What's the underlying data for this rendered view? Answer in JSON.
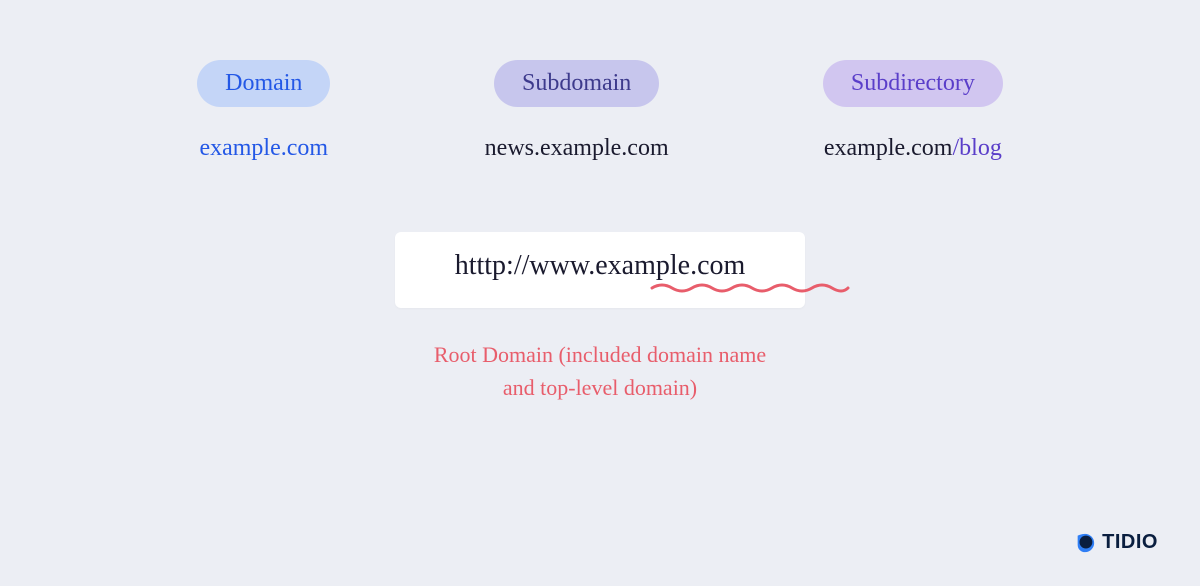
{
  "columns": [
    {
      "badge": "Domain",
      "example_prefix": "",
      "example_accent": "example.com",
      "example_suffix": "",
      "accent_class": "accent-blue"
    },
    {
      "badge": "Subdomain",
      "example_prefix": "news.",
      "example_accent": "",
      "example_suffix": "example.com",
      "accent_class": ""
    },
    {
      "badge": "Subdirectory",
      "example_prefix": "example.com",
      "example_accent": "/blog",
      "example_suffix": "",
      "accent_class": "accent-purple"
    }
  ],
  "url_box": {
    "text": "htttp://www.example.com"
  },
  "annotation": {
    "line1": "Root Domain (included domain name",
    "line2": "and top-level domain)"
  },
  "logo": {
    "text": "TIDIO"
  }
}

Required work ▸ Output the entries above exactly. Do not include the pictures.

Reply ▸
What's the underlying data for this rendered view? Answer in JSON.
{
  "columns": [
    {
      "badge": "Domain",
      "example_prefix": "",
      "example_accent": "example.com",
      "example_suffix": "",
      "accent_class": "accent-blue"
    },
    {
      "badge": "Subdomain",
      "example_prefix": "news.",
      "example_accent": "",
      "example_suffix": "example.com",
      "accent_class": ""
    },
    {
      "badge": "Subdirectory",
      "example_prefix": "example.com",
      "example_accent": "/blog",
      "example_suffix": "",
      "accent_class": "accent-purple"
    }
  ],
  "url_box": {
    "text": "htttp://www.example.com"
  },
  "annotation": {
    "line1": "Root Domain (included domain name",
    "line2": "and top-level domain)"
  },
  "logo": {
    "text": "TIDIO"
  }
}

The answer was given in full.